Grace and Mental Health
Whatever the level and depth of mental illness, a person can heal herself if she can rise above the resistance to grace, i.e., laziness and ‘original entropy’, through a will to grow.
Many are fearful of healing as it comes through hard work and is a “call to a life of effortful caring, to a life of service and whatever sacrifice seems required.”
We instinctively reject responsibility.
But there still is no explanation as to why some people heed the call to grace while others do not. Nevertheless, Peck reassures the reader that there is no doubt that every single person is blessed with grace.
The Welcoming of Grace
Many are not seeking spiritual growth but are confronted by circumstances that bring them face-to-face with grace.

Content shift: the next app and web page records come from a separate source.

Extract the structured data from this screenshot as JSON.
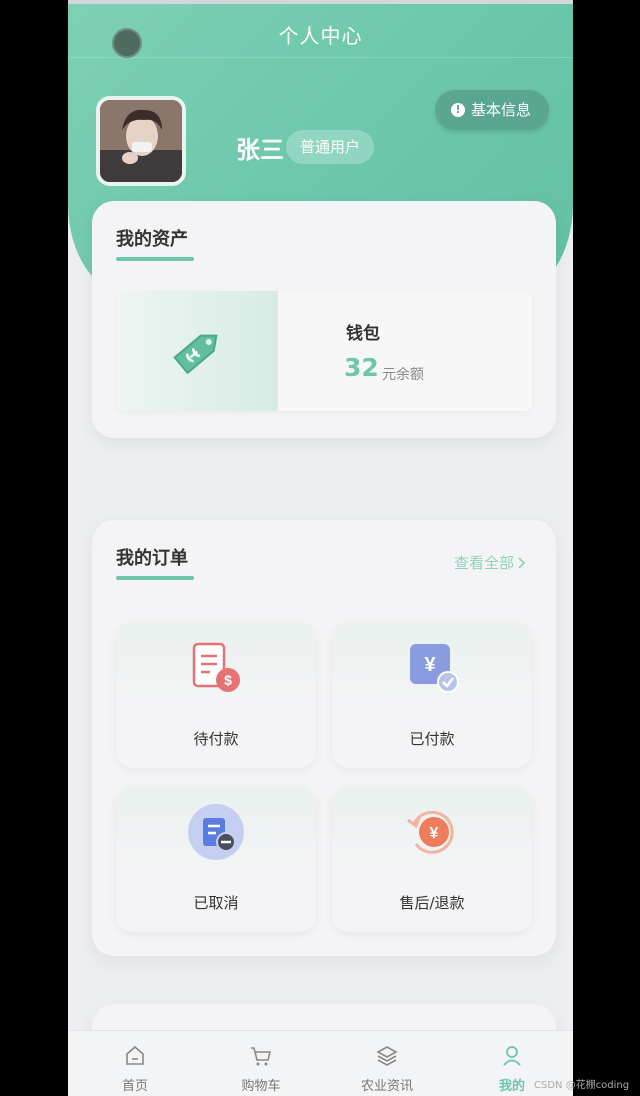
{
  "header": {
    "title": "个人中心",
    "username": "张三",
    "role": "普通用户",
    "info_button": "基本信息"
  },
  "assets": {
    "title": "我的资产",
    "wallet": {
      "name": "钱包",
      "amount": "32",
      "unit": "元余额"
    }
  },
  "orders": {
    "title": "我的订单",
    "view_all": "查看全部",
    "items": [
      {
        "label": "待付款",
        "icon": "pending-payment-icon"
      },
      {
        "label": "已付款",
        "icon": "paid-icon"
      },
      {
        "label": "已取消",
        "icon": "cancelled-icon"
      },
      {
        "label": "售后/退款",
        "icon": "refund-icon"
      }
    ]
  },
  "tabbar": {
    "tabs": [
      {
        "label": "首页",
        "icon": "home-icon"
      },
      {
        "label": "购物车",
        "icon": "cart-icon"
      },
      {
        "label": "农业资讯",
        "icon": "layers-icon"
      },
      {
        "label": "我的",
        "icon": "user-icon",
        "active": true
      }
    ]
  },
  "watermark": "CSDN @花棚coding",
  "colors": {
    "accent": "#6cc7ab",
    "pending": "#e57373",
    "paid": "#8a9ce0",
    "cancelled": "#5b7de0",
    "refund": "#ef7d5c"
  }
}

Yet still, some are looking for it and do not find it. In either case, we can only will ourselves to be open to the miracle of grace.
Serendipity, “…the gift of finding valuable or agreeable things not sought for” is a beautiful word to describe the openness to grace.
Peck reiterates that an “invisible hand” guides us and its wisdom is far more accurate than our unaided conscious will. Grace helps hasten the journey of spiritual growth.
But we must still take the necessary steps and not be consumed by laziness.
Some seek to be shown every step of the way. But spiritual growth requires “…the courage and initiative and independence of thought and action.”
Peck informs his patients that the human race is in the midst of an evolutionary leap. It is each individual’s choice and responsibility to take that leap.
“The universe, this stepping stone, has been laid down to prepare the way for us.”
End of Part 4
The Road Less Travelled: Growth & Religion (Part 3 of 4)
The Road Less Travelled: Love (Part 2 of 4)
The Road Less Travelled: Discipline (Part 1 of 4)